§ EXERCISE GOAL
Please read the records below and return each line holding the string "icon".

[Saved data entries]
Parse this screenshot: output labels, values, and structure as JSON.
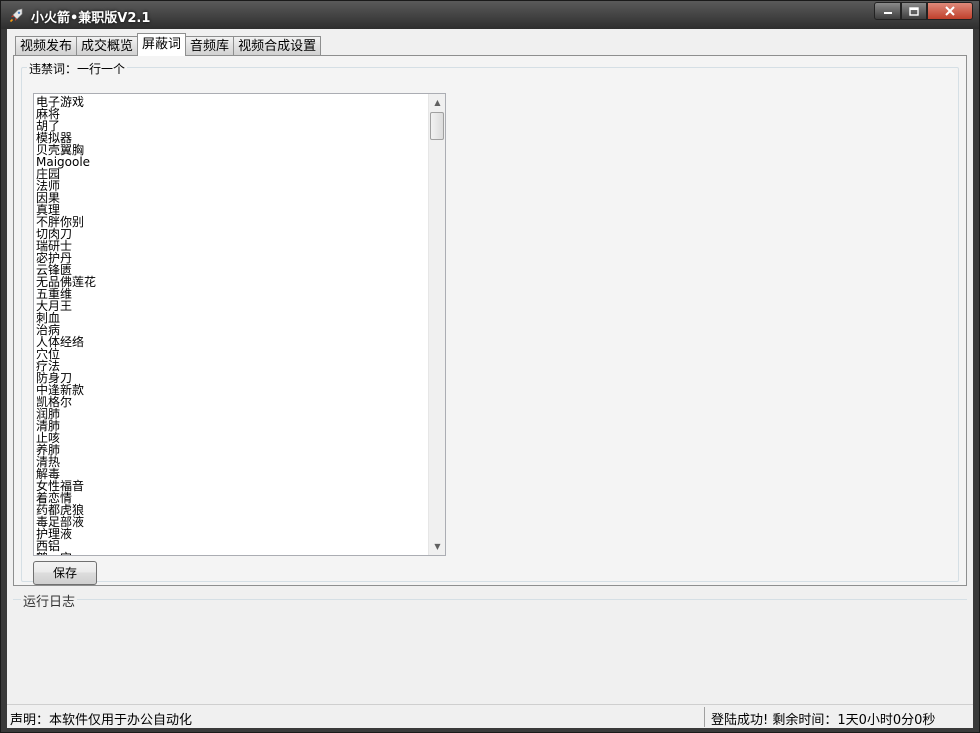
{
  "window": {
    "title": "小火箭•兼职版V2.1",
    "controls": {
      "minimize": "minimize-icon",
      "maximize": "maximize-icon",
      "close": "close-icon"
    }
  },
  "tabs": [
    {
      "label": "视频发布",
      "active": false
    },
    {
      "label": "成交概览",
      "active": false
    },
    {
      "label": "屏蔽词",
      "active": true
    },
    {
      "label": "音频库",
      "active": false
    },
    {
      "label": "视频合成设置",
      "active": false
    }
  ],
  "blocked_words": {
    "group_label": "违禁词：一行一个",
    "lines": [
      "电子游戏",
      "麻将",
      "胡了",
      "模拟器",
      "贝壳翼胸",
      "Maigoole",
      "庄园",
      "法师",
      "因果",
      "真理",
      "不胖你别",
      "切肉刀",
      "瑞研士",
      "宓护丹",
      "云锋匮",
      "无品佛莲花",
      "五重维",
      "大月王",
      "刺血",
      "治病",
      "人体经络",
      "穴位",
      "疗法",
      "防身刀",
      "中逢新款",
      "凯格尔",
      "润肺",
      "清肺",
      "止咳",
      "养肺",
      "清热",
      "解毒",
      "女性福音",
      "着恋情",
      "药都虎狼",
      "毒足部液",
      "护理液",
      "西铝",
      "鹤…宝…"
    ],
    "save_label": "保存"
  },
  "log": {
    "label": "运行日志"
  },
  "statusbar": {
    "left": "声明：本软件仅用于办公自动化",
    "right": "登陆成功! 剩余时间：1天0小时0分0秒"
  }
}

§ TASK ANSWER
      "minimize": "minimize-icon",
      "maximize": "maximize-icon",
      "close": "close-icon"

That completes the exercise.